A situation has developed whereby the government outsources virtually all functions pertaining to airport development to the very businesses the act is supposed to regulate. Multimillion-dollar companies have been given responsibility for: ensuring the community is consulted over their plans; incorporating substantial objections and amendments; policing the observance of their own master plan; and assessing amendments to the master plan irrespective of what those amendments are or what anyone thinks of them. So ensuring that the minister sees what has happened in the consultation discussions can only be a good thing.

The very recent case of the proposal for some development in the middle of Sydney airport being turned down by the government has been one of the only things that I have ever seen be turned down. I am not aware of any airport lessee company around the nation having any of their claims rejected by this government apart from this recent one. An airport lessee company’s consultative committee may meet with the representatives of community groups. They may meet with people without any inside information or expert knowledge. Some of these companies may even meet with their shareholders, but to what end? The current system that we have in place puts the community at the disposal of the airport lessee companies. It puts the general public in a position of reliance on the very organisation they are notionally going to disagree with, the company that is their notional adversary. Will an airport lessee company say, ‘Sure, we agree to kill off this multimillion-dollar project because you don’t like it,’ even if it does not contravene the master plan? The notion that the government can rely on airport lessee companies to do the right thing, consult, take everyone’s opinions into consideration throughout the airport’s development over a couple decades because they were asked to by this act we are going to amend is naive in the extreme. The people in the community have no faith in these companies; they have no faith that their comments will not be misrepresented or discounted.

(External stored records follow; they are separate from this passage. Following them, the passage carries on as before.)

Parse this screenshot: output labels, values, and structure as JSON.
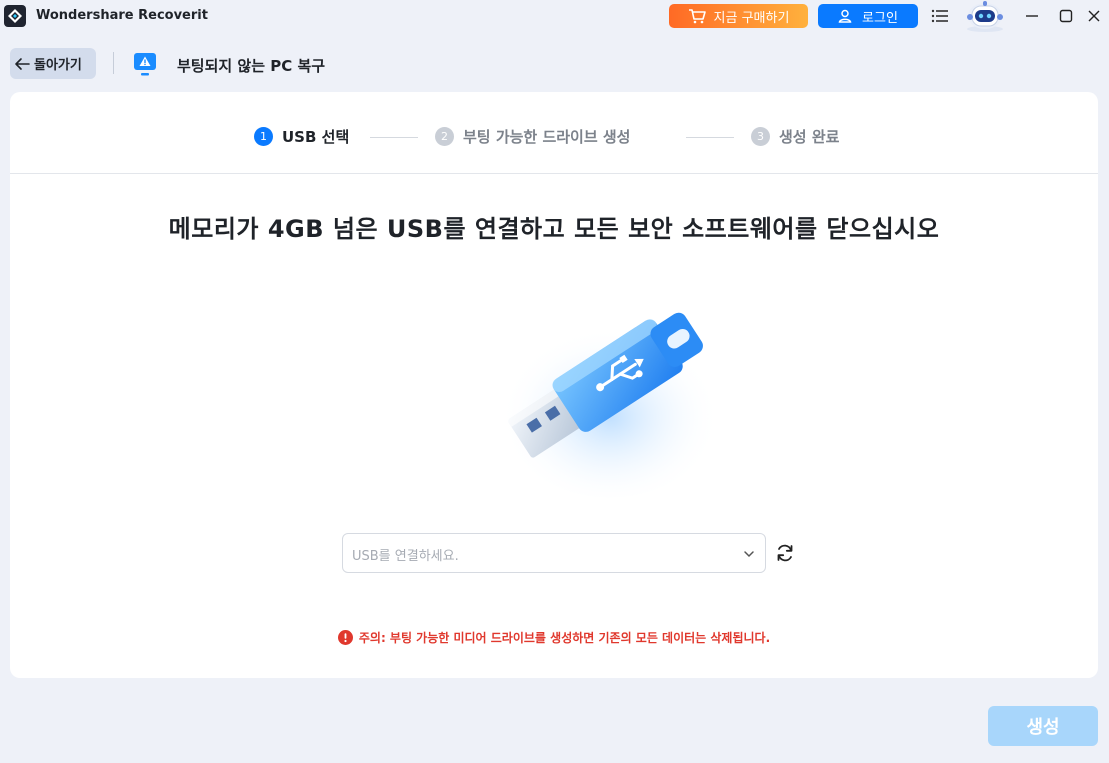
{
  "window": {
    "app_title": "Wondershare Recoverit",
    "buy_label": "지금 구매하기",
    "login_label": "로그인"
  },
  "header": {
    "back_label": "돌아가기",
    "page_title": "부팅되지 않는 PC 복구"
  },
  "steps": [
    {
      "number": "1",
      "label": "USB 선택",
      "state": "active"
    },
    {
      "number": "2",
      "label": "부팅 가능한 드라이브 생성",
      "state": "inactive"
    },
    {
      "number": "3",
      "label": "생성 완료",
      "state": "inactive"
    }
  ],
  "main": {
    "headline": "메모리가 4GB 넘은 USB를 연결하고 모든 보안 소프트웨어를 닫으십시오",
    "usb_select_placeholder": "USB를 연결하세요.",
    "warning": "주의: 부팅 가능한 미디어 드라이브를 생성하면 기존의 모든 데이터는 삭제됩니다."
  },
  "footer": {
    "create_label": "생성"
  },
  "colors": {
    "accent": "#0a7aff",
    "buy_gradient_start": "#ff6a25",
    "buy_gradient_end": "#ffb13d",
    "warning": "#e0382d",
    "disabled_button": "#a8d6fb",
    "background": "#eef1f8"
  },
  "icons": [
    "app-logo-icon",
    "cart-icon",
    "user-icon",
    "menu-icon",
    "robot-avatar-icon",
    "minimize-icon",
    "maximize-icon",
    "close-icon",
    "arrow-left-icon",
    "warning-monitor-icon",
    "usb-drive-icon",
    "chevron-down-icon",
    "refresh-icon",
    "error-icon"
  ]
}
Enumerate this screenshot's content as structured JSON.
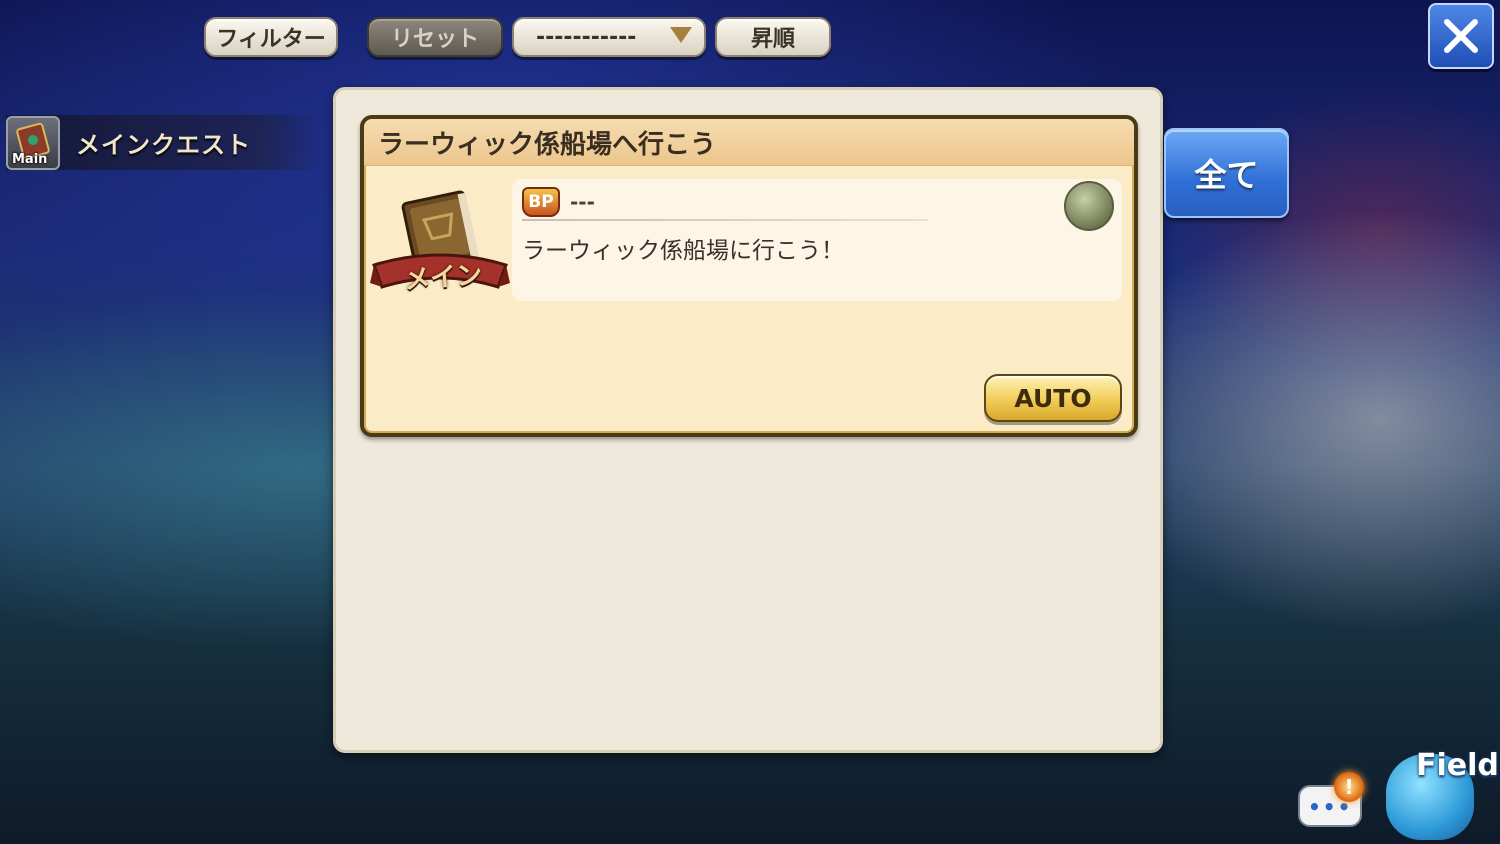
{
  "toolbar": {
    "filter_label": "フィルター",
    "reset_label": "リセット",
    "sort_select_value": "-----------",
    "order_label": "昇順"
  },
  "sidebar": {
    "items": [
      {
        "badge_text": "Main",
        "label": "メインクエスト"
      }
    ]
  },
  "quest": {
    "title": "ラーウィック係船場へ行こう",
    "emblem_label": "メイン",
    "bp_label": "BP",
    "bp_value": "---",
    "description": "ラーウィック係船場に行こう！",
    "auto_label": "AUTO"
  },
  "side_actions": {
    "all_label": "全て"
  },
  "hud": {
    "chat_dots": "•••",
    "chat_alert": "!",
    "field_label": "Field"
  },
  "icons": {
    "close": "close-icon",
    "dropdown": "chevron-down-icon",
    "quest_book": "book-icon",
    "npc": "npc-face-icon",
    "bp": "bp-icon",
    "chat": "chat-bubble-icon",
    "field": "field-creature-icon"
  }
}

Government amendments will not help if the airport can misrepresent or underplay the substance of comments and discard the relevance or importance of those people submitting. It is ridiculous for a party with such financial bias to be given full rein in collating, interpreting and assessing substance of comments and then be expected to say to the government that they have viewed community comments with total objectivity and a not-for-profit sense of community responsibility. Persons who make comments should receive copies of airport lessee companies’ responses to comments as submitted by the company to the minister. Subsequent to any determination, they should also be informed of any determination of the minister pertaining to their comments. All such documents should be on the public record—comments, airport lessee company submissions and ministerial responses. My question for the minister is: what evidence can be hoped for by any person in the community who has made a comment that (1) the airport lessee company has considered it and (2) the airport lessee company accurately represented it in their submissions to the minister?

That is what this amendment is all about. It is about showing the minister who has been consulted, what those people have said and what the outcomes have been. These are only good things. The more consultation we have, the better for those residents who live in and around the airport in my electorate. Therefore, I commend and support the opposition’s amendments to this bill.